The Bahujan Samaj Party’s hopes of playing spoiler in the Bihar Assembly elections were dashed on Sunday, with its vote share further decreasing by over one per cent. The party, which contested all 243 seats in the state, had its vote share come down to two per cent from 3.21 per cent in 2010. Despite a dozen rallies by party supremo Mayawati in the run-up to the elections, BSP failed to bag any seats in Bihar.
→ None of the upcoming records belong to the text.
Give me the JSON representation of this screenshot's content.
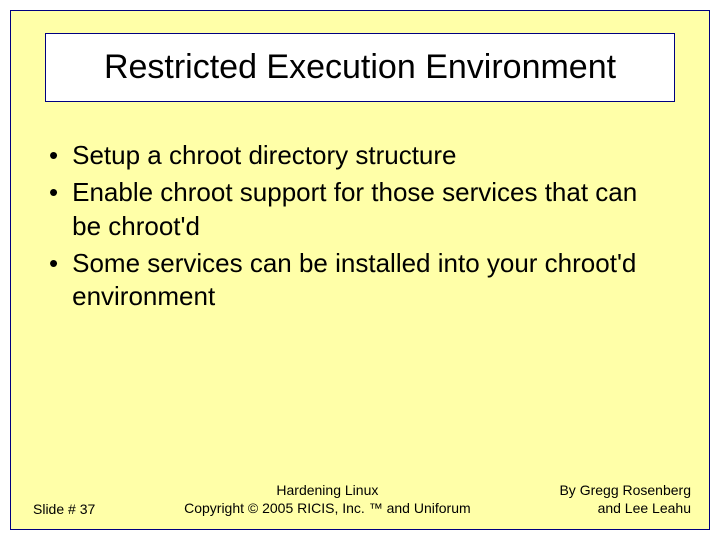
{
  "slide": {
    "title": "Restricted Execution Environment",
    "bullets": [
      "Setup a chroot directory structure",
      "Enable chroot support for those services that can be chroot'd",
      "Some services can be installed into your chroot'd environment"
    ],
    "footer": {
      "left": "Slide # 37",
      "center_line1": "Hardening Linux",
      "center_line2": "Copyright © 2005 RICIS, Inc. ™ and Uniforum",
      "right_line1": "By Gregg Rosenberg",
      "right_line2": "and Lee Leahu"
    }
  }
}
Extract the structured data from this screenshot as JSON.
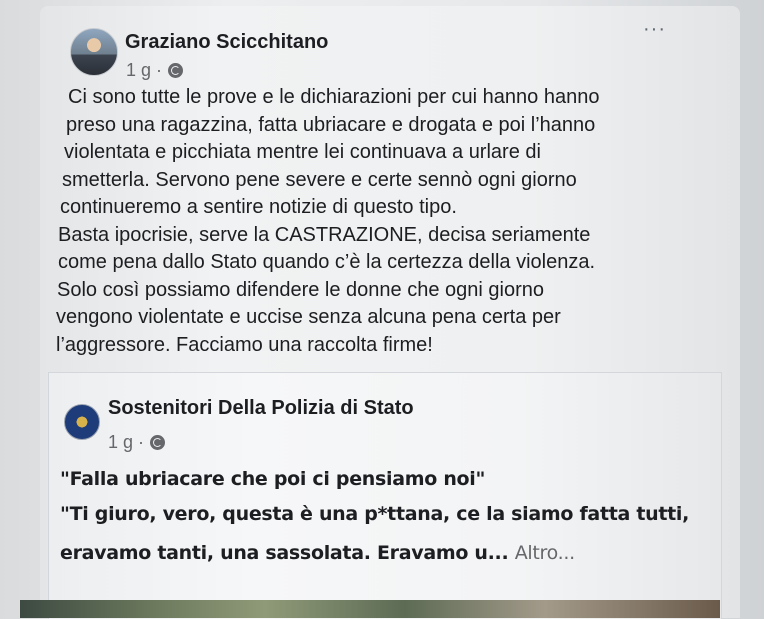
{
  "post": {
    "author": "Graziano Scicchitano",
    "time": "1 g ·",
    "more_label": "···",
    "privacy_icon": "globe-icon",
    "lines": [
      "Ci sono tutte le prove e le dichiarazioni per cui hanno hanno",
      "preso una ragazzina, fatta ubriacare e drogata e poi l’hanno",
      "violentata e picchiata mentre lei continuava a urlare di",
      "smetterla. Servono pene severe e certe sennò ogni giorno",
      "continueremo a sentire notizie di questo tipo.",
      "Basta ipocrisie, serve la CASTRAZIONE, decisa seriamente",
      "come pena dallo Stato quando c’è la certezza della violenza.",
      "Solo così possiamo difendere le donne che ogni giorno",
      "vengono violentate e uccise senza alcuna pena certa per",
      "l’aggressore. Facciamo una raccolta firme!"
    ]
  },
  "shared_post": {
    "author": "Sostenitori Della Polizia di Stato",
    "time": "1 g ·",
    "privacy_icon": "globe-icon",
    "quote_1": "\"Falla ubriacare che poi ci pensiamo noi\"",
    "quote_2": "\"Ti giuro, vero, questa è una p*ttana, ce la siamo fatta tutti,",
    "quote_3": "eravamo tanti, una sassolata. Eravamo u...",
    "see_more": "Altro..."
  },
  "colors": {
    "text": "#1c1e21",
    "secondary": "#65676b"
  }
}
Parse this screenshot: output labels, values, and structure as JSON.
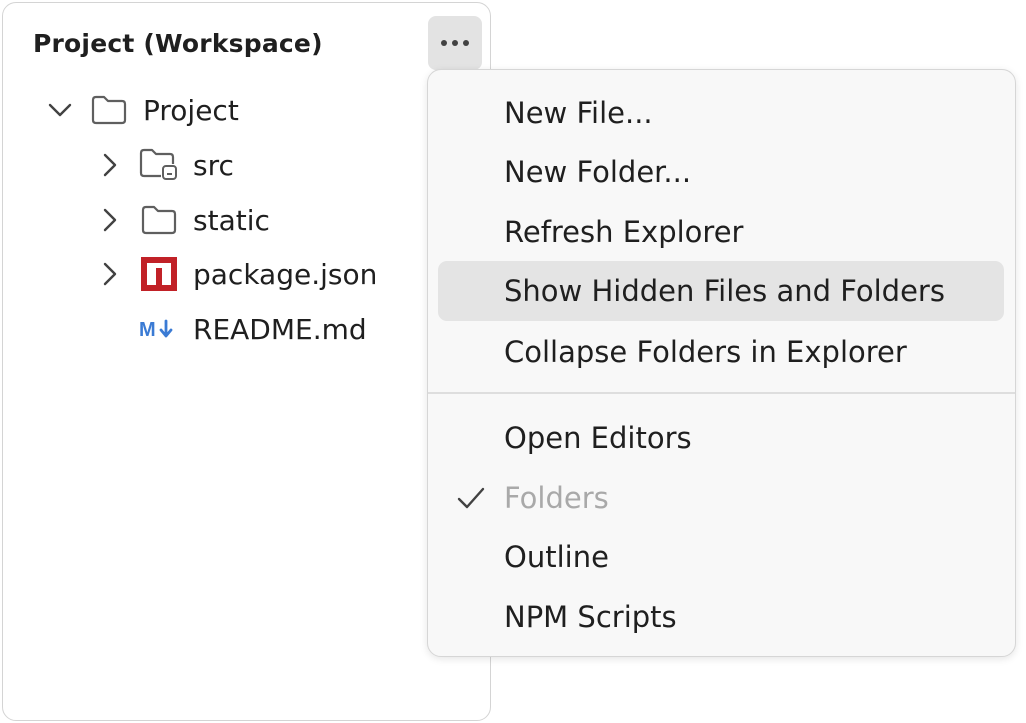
{
  "explorer": {
    "title": "Project (Workspace)",
    "more_icon": "ellipsis-icon",
    "tree": [
      {
        "label": "Project",
        "icon": "folder-icon",
        "expanded": true
      },
      {
        "label": "src",
        "icon": "folder-source-icon",
        "expanded": false
      },
      {
        "label": "static",
        "icon": "folder-icon",
        "expanded": false
      },
      {
        "label": "package.json",
        "icon": "npm-icon",
        "expanded": false
      },
      {
        "label": "README.md",
        "icon": "markdown-icon"
      }
    ]
  },
  "menu": {
    "items": [
      {
        "label": "New File..."
      },
      {
        "label": "New Folder..."
      },
      {
        "label": "Refresh Explorer"
      },
      {
        "label": "Show Hidden Files and Folders",
        "highlighted": true
      },
      {
        "label": "Collapse Folders in Explorer"
      },
      {
        "label": "Open Editors"
      },
      {
        "label": "Folders",
        "checked": true,
        "disabled": true
      },
      {
        "label": "Outline"
      },
      {
        "label": "NPM Scripts"
      }
    ]
  },
  "colors": {
    "npm_red": "#c12127",
    "markdown_blue": "#3b7bd4",
    "highlight": "#e4e4e4",
    "disabled_text": "#a9a9a9"
  }
}
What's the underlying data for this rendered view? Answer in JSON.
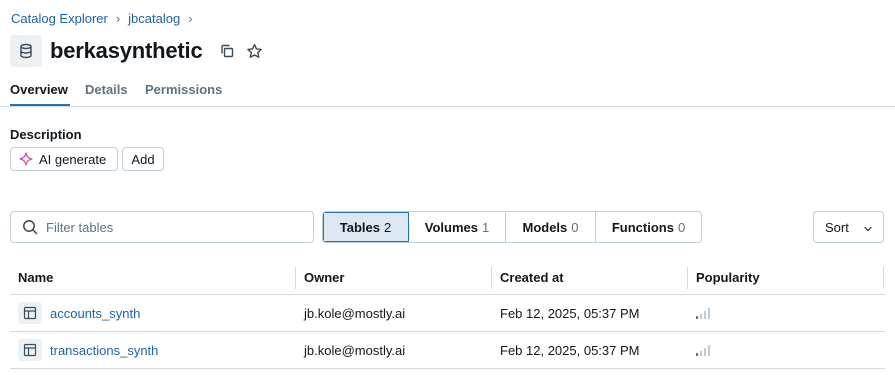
{
  "breadcrumb": {
    "items": [
      "Catalog Explorer",
      "jbcatalog"
    ],
    "separator": "›"
  },
  "header": {
    "title": "berkasynthetic",
    "icon": "database-icon"
  },
  "tabs": [
    {
      "label": "Overview",
      "active": true
    },
    {
      "label": "Details",
      "active": false
    },
    {
      "label": "Permissions",
      "active": false
    }
  ],
  "description": {
    "label": "Description",
    "ai_generate_label": "AI generate",
    "add_label": "Add"
  },
  "filter": {
    "placeholder": "Filter tables",
    "value": ""
  },
  "asset_tabs": [
    {
      "label": "Tables",
      "count": "2",
      "active": true
    },
    {
      "label": "Volumes",
      "count": "1",
      "active": false
    },
    {
      "label": "Models",
      "count": "0",
      "active": false
    },
    {
      "label": "Functions",
      "count": "0",
      "active": false
    }
  ],
  "sort": {
    "label": "Sort"
  },
  "table": {
    "columns": [
      "Name",
      "Owner",
      "Created at",
      "Popularity"
    ],
    "rows": [
      {
        "name": "accounts_synth",
        "owner": "jb.kole@mostly.ai",
        "created": "Feb 12, 2025, 05:37 PM",
        "popularity_bars": 1
      },
      {
        "name": "transactions_synth",
        "owner": "jb.kole@mostly.ai",
        "created": "Feb 12, 2025, 05:37 PM",
        "popularity_bars": 1
      }
    ]
  },
  "colors": {
    "link": "#1d63a8",
    "accent": "#2272b4",
    "active_segment_bg": "#dce7f2",
    "border": "#c0cdd8",
    "ai_gradient_start": "#b44ad4",
    "ai_gradient_end": "#e25a82"
  }
}
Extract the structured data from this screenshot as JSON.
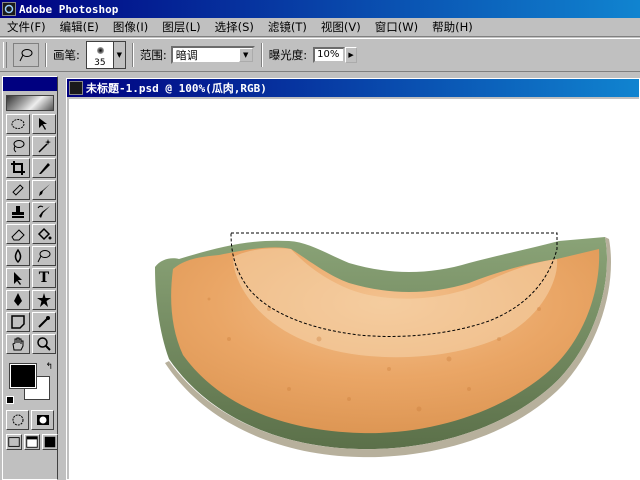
{
  "app": {
    "title": "Adobe Photoshop"
  },
  "menu": {
    "items": [
      "文件(F)",
      "编辑(E)",
      "图像(I)",
      "图层(L)",
      "选择(S)",
      "滤镜(T)",
      "视图(V)",
      "窗口(W)",
      "帮助(H)"
    ]
  },
  "options": {
    "tool_icon": "dodge-icon",
    "brush_label": "画笔:",
    "brush_size": "35",
    "range_label": "范围:",
    "range_value": "暗调",
    "exposure_label": "曝光度:",
    "exposure_value": "10%"
  },
  "document": {
    "title": "未标题-1.psd @ 100%(瓜肉,RGB)"
  },
  "toolbox": {
    "tools": [
      "marquee-icon",
      "move-icon",
      "lasso-icon",
      "magic-wand-icon",
      "crop-icon",
      "slice-icon",
      "healing-brush-icon",
      "brush-icon",
      "clone-stamp-icon",
      "history-brush-icon",
      "eraser-icon",
      "paint-bucket-icon",
      "blur-icon",
      "dodge-icon",
      "path-select-icon",
      "type-icon",
      "pen-icon",
      "custom-shape-icon",
      "notes-icon",
      "eyedropper-icon",
      "hand-icon",
      "zoom-icon"
    ],
    "foreground_color": "#000000",
    "background_color": "#ffffff",
    "type_glyph": "T"
  },
  "colors": {
    "titlebar_start": "#000080",
    "titlebar_end": "#1084d0",
    "chrome": "#c0c0c0",
    "melon_flesh": "#e9a463",
    "melon_rind": "#6f8a5e"
  }
}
Bihar election was also the party’s last shot at holding on to its national party status, after its failure to win any seats in last year’s Lok Sabha elections. BSP, which currently has the position of a state party in UP, Madhya Pradesh and Uttarakhand, needs to get a similar status in one or more states to continue enjoying its national party status. In Bihar, Mayawati’s party needed over six per cent votes and at least two seats or at least eight per cent of the votes, to be recognised as a state party.
WATCH VIDEO: Bihar Election Results: Editors’ Take
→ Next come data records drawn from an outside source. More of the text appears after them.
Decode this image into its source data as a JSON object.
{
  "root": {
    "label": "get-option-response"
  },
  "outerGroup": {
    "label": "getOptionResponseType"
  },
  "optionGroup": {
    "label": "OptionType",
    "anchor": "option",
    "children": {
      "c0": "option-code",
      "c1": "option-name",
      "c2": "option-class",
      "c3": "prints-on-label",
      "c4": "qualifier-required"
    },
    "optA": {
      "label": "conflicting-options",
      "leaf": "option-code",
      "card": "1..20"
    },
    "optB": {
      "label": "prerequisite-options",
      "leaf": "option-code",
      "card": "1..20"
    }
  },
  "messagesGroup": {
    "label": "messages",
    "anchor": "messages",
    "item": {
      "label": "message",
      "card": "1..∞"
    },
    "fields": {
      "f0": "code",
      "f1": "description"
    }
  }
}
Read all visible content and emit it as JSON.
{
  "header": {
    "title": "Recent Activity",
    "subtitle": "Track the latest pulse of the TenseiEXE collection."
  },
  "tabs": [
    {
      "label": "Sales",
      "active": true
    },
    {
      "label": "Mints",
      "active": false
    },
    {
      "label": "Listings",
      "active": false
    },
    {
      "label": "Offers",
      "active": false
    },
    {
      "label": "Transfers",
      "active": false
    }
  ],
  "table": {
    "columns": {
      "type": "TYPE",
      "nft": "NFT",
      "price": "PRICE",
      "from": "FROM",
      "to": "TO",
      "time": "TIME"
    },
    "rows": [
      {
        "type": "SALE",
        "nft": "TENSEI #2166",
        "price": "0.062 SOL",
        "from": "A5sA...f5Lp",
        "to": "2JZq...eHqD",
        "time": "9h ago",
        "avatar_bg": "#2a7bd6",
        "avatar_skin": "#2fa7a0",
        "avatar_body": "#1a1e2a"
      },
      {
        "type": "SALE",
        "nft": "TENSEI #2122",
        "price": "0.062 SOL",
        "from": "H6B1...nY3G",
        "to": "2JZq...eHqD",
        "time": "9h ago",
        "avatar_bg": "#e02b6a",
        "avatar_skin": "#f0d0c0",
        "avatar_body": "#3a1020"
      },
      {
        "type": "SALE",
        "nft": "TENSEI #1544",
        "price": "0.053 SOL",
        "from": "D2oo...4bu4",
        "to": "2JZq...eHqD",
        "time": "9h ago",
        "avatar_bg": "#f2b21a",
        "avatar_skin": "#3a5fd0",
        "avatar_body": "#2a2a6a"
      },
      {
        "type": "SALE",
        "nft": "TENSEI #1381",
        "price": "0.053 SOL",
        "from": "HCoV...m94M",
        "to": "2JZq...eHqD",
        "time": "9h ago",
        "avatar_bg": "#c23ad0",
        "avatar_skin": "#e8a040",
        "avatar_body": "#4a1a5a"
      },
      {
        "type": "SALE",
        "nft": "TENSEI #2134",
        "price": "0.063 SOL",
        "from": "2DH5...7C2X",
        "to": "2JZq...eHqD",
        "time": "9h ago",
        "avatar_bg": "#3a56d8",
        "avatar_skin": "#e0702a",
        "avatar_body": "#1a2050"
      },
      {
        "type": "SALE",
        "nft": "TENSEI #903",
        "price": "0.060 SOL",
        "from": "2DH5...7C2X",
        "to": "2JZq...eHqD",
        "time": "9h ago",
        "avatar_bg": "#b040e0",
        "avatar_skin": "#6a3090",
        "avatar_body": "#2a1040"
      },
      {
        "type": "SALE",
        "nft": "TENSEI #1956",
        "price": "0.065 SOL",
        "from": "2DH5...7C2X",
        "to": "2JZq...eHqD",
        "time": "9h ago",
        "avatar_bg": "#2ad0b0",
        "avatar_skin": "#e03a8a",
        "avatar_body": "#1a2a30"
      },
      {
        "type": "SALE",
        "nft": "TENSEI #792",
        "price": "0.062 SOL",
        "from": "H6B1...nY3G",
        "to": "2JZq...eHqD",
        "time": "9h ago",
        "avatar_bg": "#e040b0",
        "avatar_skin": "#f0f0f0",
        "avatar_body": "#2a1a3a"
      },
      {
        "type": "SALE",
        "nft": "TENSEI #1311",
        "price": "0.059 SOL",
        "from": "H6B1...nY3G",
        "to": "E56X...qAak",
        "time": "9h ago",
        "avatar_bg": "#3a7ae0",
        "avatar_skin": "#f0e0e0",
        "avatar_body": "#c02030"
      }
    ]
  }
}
With a setback in Bihar and poor presence in states like West Bengal, Assam and Tamil Nadu, which will go to polls in 2016, the BSP could be officially stripped of its national party status by the Election Commission.
But despite the blow, the BSP seemed optimistic. Tilak Chandra Ahirwar, the party’s Bihar in-charge, said the party did not perform as per their expectations, but the “changed political scenario will benefit us in Uttar Pradesh”.
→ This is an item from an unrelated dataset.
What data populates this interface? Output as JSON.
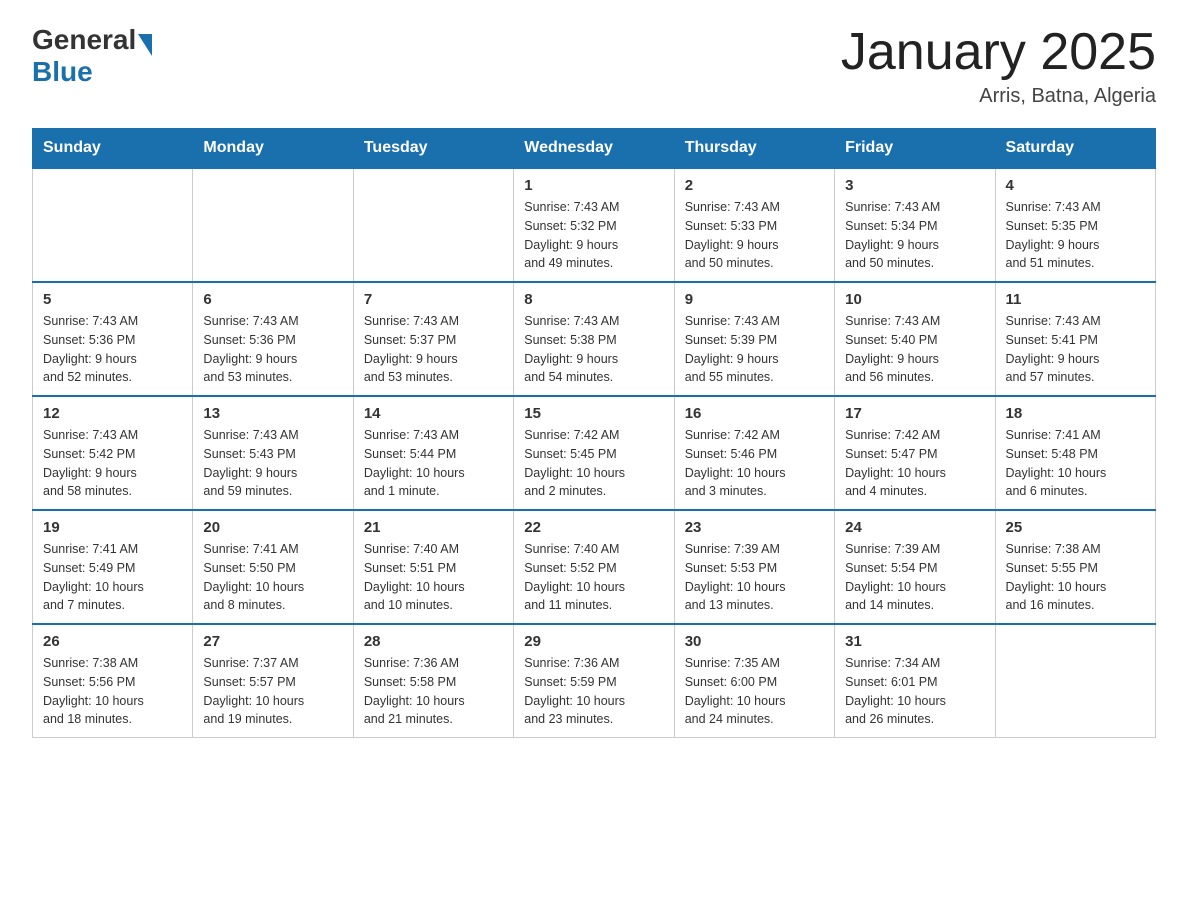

BSP polled over 6.61 lakh votes this time, against the 9.33 lakh it had got in the last Assembly elections. It failed to make a mark anywhere in the state, except in Chainpur, where BSP candidate Zama Khan came a close second by bagging over 58,000 votes. He lost to the BJP candidate in the constituency by a margin of less than 1,000 votes.
Rajya Sabha MP Munquad Ali, one of the senior party leaders given charge of the Bihar elections, felt it was tough for the party to establish itself in the state amid the high-pitched battle between the NDA and the Grand Alliance.
“We polled a good number of votes in many constituencies and a few of our candidates lost by slender margins,” he said.